[Entries from a dataset of interfaces]
====================
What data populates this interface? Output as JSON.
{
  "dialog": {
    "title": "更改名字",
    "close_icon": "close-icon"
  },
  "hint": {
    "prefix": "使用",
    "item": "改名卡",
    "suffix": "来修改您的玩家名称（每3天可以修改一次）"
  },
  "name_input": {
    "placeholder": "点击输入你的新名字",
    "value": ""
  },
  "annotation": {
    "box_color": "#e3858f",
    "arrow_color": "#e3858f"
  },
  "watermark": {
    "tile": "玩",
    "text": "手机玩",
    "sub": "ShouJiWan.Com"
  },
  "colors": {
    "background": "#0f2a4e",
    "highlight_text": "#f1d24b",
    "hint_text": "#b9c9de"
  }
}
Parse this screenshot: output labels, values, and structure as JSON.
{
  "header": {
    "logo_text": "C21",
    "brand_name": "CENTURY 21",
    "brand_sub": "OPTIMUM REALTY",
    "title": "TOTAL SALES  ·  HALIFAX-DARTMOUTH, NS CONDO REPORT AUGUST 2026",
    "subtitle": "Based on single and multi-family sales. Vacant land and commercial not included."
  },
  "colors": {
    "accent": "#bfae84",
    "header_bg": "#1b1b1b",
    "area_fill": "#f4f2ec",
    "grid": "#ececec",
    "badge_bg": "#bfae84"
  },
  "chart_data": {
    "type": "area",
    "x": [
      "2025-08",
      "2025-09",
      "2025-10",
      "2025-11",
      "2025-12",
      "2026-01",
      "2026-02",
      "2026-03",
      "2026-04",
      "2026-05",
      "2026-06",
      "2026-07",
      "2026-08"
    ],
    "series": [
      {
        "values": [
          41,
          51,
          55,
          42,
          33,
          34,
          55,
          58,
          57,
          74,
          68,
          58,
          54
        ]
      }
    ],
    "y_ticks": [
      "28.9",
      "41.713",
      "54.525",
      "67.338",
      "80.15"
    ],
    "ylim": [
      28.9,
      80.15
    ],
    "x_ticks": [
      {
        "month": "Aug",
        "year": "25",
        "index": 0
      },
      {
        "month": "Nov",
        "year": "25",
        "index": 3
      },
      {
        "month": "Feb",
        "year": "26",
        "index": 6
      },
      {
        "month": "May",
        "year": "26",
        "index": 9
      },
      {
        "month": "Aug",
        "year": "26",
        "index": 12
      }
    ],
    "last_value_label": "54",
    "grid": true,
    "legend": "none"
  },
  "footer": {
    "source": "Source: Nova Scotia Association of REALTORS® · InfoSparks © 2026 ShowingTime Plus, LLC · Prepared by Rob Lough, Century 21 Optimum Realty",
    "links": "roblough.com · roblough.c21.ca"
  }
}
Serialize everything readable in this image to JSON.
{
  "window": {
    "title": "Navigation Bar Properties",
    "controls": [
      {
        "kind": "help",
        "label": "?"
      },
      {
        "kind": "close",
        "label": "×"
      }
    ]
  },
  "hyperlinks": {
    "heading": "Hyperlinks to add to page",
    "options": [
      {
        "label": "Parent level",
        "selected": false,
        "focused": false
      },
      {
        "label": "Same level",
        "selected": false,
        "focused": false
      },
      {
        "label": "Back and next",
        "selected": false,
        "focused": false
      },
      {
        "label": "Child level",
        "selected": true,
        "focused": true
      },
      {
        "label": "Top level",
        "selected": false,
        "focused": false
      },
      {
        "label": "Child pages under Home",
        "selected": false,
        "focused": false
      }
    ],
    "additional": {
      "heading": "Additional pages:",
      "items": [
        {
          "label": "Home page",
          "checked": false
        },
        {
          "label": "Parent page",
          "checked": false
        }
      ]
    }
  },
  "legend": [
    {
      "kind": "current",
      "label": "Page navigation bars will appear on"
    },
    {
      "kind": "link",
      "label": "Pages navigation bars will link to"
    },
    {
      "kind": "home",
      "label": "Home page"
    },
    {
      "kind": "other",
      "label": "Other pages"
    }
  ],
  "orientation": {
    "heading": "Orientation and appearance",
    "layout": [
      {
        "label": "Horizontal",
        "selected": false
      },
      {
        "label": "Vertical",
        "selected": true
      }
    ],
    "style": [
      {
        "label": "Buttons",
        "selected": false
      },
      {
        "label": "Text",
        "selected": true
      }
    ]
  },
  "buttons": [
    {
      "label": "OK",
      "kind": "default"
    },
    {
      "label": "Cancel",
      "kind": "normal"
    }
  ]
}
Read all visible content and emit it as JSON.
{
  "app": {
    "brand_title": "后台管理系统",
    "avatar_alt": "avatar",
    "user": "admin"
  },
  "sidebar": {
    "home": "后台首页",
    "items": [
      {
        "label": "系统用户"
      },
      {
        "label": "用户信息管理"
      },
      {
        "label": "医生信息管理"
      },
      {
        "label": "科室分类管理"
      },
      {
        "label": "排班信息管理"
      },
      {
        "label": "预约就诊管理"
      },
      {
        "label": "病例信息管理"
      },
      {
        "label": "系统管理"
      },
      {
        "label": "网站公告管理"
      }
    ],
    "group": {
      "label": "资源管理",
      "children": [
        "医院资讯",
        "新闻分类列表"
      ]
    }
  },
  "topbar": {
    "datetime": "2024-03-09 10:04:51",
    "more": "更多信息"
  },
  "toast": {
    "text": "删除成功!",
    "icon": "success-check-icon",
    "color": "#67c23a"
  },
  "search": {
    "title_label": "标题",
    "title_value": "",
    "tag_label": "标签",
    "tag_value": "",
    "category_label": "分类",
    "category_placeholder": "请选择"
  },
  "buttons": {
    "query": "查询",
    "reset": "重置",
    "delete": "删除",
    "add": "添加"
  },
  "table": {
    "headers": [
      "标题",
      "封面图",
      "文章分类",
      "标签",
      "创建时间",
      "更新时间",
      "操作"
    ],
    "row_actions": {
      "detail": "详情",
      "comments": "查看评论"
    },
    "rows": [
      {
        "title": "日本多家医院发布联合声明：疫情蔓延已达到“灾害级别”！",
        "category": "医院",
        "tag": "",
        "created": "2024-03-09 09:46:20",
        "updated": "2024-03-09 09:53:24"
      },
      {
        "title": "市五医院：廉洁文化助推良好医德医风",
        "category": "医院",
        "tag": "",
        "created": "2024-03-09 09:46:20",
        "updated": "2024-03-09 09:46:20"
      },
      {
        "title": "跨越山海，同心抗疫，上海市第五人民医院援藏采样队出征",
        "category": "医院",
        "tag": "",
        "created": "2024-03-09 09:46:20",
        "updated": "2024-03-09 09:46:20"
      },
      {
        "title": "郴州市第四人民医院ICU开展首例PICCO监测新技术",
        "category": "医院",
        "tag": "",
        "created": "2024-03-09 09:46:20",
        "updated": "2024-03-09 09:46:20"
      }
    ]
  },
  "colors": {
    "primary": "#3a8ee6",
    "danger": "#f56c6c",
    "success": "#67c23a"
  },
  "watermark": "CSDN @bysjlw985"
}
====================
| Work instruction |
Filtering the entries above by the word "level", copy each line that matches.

| Task answer |
        "label": "Parent level",
        "label": "Same level",
        "label": "Child level",
        "label": "Top level",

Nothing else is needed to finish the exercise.